Saturday, November 10, 2012

How to tell a story–Sean Buvala’s technique


Storyteller and coach of storytelling techniques, Sean Buvala, takes us on a quick journey into storytelling tips and learning!

I find his quick technique is quite easy to use, and is practical too. Below is his method to learn a new story:

1. Decide on the story you want to tell.
2. Hand write an outline of the story, episode by episode.
3. Using your own words and the outline you made in #2, write out the complete story by hand or create a storyboard as shown in the video.
4. Use the tool you made in #3 to practice your story aloud and by yourself.
5. Cut out parts of the story that slow the story down.
6. Repeat the story with the new parts and pieces.

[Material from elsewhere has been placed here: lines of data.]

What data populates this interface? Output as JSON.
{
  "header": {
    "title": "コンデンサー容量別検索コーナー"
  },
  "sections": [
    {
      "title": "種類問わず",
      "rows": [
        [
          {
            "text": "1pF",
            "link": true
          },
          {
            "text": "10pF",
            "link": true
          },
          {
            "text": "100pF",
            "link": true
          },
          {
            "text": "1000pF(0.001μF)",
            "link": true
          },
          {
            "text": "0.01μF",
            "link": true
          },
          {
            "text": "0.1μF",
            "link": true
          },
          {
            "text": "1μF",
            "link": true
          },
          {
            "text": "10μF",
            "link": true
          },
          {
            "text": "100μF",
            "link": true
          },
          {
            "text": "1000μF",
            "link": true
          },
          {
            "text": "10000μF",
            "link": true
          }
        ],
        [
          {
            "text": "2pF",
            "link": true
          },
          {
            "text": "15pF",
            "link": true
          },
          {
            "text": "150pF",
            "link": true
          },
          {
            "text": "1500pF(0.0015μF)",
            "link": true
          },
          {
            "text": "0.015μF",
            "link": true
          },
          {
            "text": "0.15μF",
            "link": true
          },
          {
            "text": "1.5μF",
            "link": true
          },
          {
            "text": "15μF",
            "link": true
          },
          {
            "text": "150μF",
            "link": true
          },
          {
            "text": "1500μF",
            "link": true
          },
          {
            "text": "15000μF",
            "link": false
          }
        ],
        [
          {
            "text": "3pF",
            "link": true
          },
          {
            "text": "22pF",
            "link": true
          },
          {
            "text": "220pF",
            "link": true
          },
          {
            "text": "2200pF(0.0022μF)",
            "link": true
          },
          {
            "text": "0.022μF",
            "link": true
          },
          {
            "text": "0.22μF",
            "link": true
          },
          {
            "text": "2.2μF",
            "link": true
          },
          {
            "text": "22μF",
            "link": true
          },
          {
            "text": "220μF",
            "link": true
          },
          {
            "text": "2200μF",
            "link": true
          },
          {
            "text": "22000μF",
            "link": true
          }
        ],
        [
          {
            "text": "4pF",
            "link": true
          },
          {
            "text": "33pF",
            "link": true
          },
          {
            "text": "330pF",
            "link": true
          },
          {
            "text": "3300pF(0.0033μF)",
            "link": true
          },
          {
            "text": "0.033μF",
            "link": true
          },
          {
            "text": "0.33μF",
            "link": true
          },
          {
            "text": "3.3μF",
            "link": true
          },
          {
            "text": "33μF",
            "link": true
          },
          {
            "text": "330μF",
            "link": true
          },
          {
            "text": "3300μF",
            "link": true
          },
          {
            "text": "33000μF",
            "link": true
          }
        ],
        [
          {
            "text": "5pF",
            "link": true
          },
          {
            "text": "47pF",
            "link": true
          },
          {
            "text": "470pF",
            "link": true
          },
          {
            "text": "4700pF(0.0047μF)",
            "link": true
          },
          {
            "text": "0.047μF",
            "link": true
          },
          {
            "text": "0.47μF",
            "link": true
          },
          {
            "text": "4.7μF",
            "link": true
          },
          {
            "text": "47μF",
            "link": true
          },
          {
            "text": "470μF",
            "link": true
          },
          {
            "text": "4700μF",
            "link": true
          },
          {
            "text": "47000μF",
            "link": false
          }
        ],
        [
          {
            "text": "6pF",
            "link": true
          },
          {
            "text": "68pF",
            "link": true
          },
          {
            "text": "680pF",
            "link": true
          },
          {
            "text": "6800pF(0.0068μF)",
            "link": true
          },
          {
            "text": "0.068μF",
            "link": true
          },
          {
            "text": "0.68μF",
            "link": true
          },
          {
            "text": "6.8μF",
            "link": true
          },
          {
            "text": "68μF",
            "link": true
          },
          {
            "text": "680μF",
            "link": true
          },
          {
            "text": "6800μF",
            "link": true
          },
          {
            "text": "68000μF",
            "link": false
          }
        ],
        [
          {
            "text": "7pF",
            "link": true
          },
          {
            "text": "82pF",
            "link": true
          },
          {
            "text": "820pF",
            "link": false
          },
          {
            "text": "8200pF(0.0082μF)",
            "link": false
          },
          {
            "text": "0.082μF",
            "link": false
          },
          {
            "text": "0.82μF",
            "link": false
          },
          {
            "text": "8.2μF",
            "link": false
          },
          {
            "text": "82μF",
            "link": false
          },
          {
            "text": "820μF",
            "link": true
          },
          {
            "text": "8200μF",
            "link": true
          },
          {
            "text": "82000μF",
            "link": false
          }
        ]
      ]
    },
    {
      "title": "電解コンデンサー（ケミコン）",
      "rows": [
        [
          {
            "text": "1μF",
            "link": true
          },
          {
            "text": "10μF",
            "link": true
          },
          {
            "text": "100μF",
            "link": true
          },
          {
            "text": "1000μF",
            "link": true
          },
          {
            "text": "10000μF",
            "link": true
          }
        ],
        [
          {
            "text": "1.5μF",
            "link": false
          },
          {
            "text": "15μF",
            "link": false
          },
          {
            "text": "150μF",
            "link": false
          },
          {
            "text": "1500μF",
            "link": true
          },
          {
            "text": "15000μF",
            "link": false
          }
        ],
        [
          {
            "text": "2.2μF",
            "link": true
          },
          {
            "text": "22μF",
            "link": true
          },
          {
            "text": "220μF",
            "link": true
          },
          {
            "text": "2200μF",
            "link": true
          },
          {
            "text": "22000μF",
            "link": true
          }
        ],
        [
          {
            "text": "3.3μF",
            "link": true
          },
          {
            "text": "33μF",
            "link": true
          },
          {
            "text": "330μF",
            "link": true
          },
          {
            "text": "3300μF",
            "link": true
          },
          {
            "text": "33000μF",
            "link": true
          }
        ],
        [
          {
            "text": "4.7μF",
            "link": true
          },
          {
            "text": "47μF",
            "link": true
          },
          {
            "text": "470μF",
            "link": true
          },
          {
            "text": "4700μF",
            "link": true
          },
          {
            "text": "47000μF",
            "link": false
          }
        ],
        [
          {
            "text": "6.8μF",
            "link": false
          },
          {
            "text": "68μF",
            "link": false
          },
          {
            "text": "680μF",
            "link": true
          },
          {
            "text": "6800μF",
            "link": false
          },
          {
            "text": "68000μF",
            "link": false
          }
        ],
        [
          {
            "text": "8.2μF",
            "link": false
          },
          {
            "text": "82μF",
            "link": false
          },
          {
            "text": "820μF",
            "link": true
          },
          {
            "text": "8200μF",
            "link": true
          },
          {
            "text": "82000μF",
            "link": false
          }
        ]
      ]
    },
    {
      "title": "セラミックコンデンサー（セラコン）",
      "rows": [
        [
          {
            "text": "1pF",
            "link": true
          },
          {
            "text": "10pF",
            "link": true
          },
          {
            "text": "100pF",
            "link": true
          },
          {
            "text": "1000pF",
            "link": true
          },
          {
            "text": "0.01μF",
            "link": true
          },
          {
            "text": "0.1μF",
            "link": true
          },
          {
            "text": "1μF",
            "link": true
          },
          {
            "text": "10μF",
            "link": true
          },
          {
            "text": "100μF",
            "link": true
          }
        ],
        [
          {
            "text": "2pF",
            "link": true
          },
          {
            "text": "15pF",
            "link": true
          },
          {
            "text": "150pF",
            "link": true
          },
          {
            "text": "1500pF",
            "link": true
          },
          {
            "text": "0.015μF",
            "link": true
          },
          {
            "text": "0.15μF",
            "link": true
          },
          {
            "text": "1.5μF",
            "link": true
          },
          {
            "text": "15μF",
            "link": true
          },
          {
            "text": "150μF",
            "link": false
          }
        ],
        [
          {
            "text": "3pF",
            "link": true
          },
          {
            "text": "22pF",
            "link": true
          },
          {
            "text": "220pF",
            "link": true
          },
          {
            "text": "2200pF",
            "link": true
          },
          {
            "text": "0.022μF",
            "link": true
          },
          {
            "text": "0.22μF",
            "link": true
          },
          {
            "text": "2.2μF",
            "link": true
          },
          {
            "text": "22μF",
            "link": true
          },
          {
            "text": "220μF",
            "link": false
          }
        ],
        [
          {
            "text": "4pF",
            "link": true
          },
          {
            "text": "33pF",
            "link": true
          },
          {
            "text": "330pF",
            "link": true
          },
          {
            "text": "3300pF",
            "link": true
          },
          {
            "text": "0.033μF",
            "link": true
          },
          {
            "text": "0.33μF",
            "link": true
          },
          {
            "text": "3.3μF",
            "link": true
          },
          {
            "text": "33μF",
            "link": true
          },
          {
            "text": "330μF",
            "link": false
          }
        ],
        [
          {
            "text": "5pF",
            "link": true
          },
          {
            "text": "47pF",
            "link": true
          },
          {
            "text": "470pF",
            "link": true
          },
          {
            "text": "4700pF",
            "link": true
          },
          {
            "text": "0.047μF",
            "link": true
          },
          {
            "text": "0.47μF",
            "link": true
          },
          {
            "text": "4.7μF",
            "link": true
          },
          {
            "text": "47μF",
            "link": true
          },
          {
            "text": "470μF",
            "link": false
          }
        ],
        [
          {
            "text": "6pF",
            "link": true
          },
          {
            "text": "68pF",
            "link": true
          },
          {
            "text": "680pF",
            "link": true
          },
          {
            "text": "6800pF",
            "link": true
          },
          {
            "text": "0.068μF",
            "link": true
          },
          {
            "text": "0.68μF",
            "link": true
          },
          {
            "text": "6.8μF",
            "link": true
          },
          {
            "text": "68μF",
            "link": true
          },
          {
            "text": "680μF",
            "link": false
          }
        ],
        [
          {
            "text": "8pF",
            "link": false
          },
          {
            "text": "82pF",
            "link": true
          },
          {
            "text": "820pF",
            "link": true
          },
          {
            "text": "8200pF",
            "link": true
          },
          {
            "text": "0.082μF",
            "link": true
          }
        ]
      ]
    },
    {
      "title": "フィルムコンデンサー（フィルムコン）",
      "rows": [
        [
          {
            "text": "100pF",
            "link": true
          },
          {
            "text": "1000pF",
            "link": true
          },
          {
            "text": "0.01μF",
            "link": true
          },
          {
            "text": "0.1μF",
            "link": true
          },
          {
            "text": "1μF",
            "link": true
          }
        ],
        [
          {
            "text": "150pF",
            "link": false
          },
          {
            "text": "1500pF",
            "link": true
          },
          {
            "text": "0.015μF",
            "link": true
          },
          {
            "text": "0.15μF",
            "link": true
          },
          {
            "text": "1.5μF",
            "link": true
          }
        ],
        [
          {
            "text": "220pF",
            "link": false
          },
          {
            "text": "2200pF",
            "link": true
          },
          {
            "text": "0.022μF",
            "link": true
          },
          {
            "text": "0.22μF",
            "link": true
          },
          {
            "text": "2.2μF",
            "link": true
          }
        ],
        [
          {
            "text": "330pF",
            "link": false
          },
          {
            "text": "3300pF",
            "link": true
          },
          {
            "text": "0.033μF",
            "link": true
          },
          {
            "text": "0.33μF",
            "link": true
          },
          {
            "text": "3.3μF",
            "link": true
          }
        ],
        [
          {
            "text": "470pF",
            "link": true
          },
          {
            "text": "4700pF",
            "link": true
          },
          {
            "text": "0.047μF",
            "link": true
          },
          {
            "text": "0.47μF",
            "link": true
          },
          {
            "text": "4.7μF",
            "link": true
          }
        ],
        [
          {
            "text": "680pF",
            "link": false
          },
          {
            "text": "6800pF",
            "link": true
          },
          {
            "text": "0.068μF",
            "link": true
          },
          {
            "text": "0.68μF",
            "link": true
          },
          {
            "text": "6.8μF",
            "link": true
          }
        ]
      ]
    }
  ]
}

Don't memorize. See the action in your head.
7. Tell your story to a trusted friend or associate. Ask for *genuine* advice.
8. Add more emotion to your story.
9. Tell your story to an audience. Be confident!

You've just learned your brand-new story. Congrats! Awesome!

For even more coaching on storytelling, please visit and

Here’s the link to the video detailing points above:

Photo and video credit:

Friday, November 9, 2012

Teaching through Storytelling


There are many creative ways that teachers can do to motivate their students. One of them is through learning by storytelling technique.

Storyteller Roger Jenkins who has provided storytelling courses for teachers since 1998 says “Storytelling is a powerful tool. Besides learning language, it also allows bonding between children and educators.”


When asked how stories can be used to teach other subjects besides English, he gave an example of a teacher who used a story to teach her students about the rainforest ecosystem in Science class.

The story was about a girl trapped in the rainforest. While she was walking, she noticed the different flora and fauna and even noticed the insects that the animals ate.

The teacher included all the details that she wanted to teach in the story. “The students aced the exam,” Jenkins shares.

“Teachers can use stories to ensure greater retention and understanding because a story gives context to the information rather than just isolated bulletpoints.”

In this 10 minute demo video, one of my favourite storyteller, Roger Jenkins shows how he tell using puppets, cut-outs, pictures (in this case via powerpoint), masks, props, mime, magic, sounds and audience interaction.

Photo credit: